How to Handle Stock Market Volatility: The Long-Term Plan
Investing is a long-haul endeavor, and a well-balanced, diversified portfolio, was actually built with periods like this one in mind. Investors who need funds in the near future shouldn’t be in the market, since volatility can affect the price at which an investment can be sold in a hurry. But for long-term goals, volatility is part of the ride to significant growth.
Volatility is the price paid when investing in assets. Since investors want the best chance of reaching their long-term goals, the cost of doing so should be weighed.
How to Handle Stock Market Volatility: Emergency Fund
Market volatility isn’t a problem unless one needs to liquidate an asset, since an investor could be forced to sell assets in a down market. That’s why having an emergency fund equal to three to six months of living expenses is especially important for investors.
Setting aside an appropriate emergency fund so investors do not have to worry about selling down investments to fund cash needs during periods of market volatility is optimal and creates peace of mind.
If an investor is close to retirement, planners recommend an even bigger safety net, up to two years of non-market correlated assets. That includes bonds, cash, cash values in life insurance, home equity lines of credit and home equity conversion mortgages.
How to Handle Stock Market Volatility: Consider Market Volatility an Opportunity
It may help investors mentally deal with market volatility to think about how much stock they can purchase while the market is in a bearish state. Particularly with stocks that have been strong for the past few years, periods of volatility actually provide a chance to purchase these stocks at discounted prices.
For instance, during the bear market of 2020, investors could have bought shares of an S&P 500 index fund for roughly a third of the price they were a month before, following a decade-plus of consistent growth. By the end of 2020, the investment would have been up about 65% from its low and 14% from the beginning of the year.
How To Handle Stock Market Volatility: The Bottom Line
The higher level of volatility that comes with bear markets can directly impact portfolios, while adding stress to investors, as they watch the value of their portfolios plummet. While it is tempting to give in to that fear, try to stay calm.

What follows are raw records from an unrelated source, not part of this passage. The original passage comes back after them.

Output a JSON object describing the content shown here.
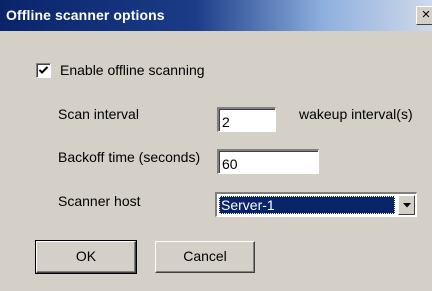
{
  "window": {
    "title": "Offline scanner options",
    "close_glyph": "×",
    "colors": {
      "title_bar": "#0a246a",
      "face": "#d4d0c8",
      "selection": "#0a246a"
    }
  },
  "enable_offline": {
    "label": "Enable offline scanning",
    "checked": true
  },
  "scan_interval": {
    "label": "Scan interval",
    "value": "2",
    "unit": "wakeup interval(s)"
  },
  "backoff": {
    "label": "Backoff time (seconds)",
    "value": "60"
  },
  "scanner_host": {
    "label": "Scanner host",
    "selected": "Server-1"
  },
  "buttons": {
    "ok": "OK",
    "cancel": "Cancel"
  }
}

With history as a guide, those who are patient and disciplined have done very well. Even considering periods like the Great Recession and times of large volatility, the U.S. stock market has provided an average annual return of about 10% each year for the long term.
Adam Johnson writes for www.stockinvestor.com.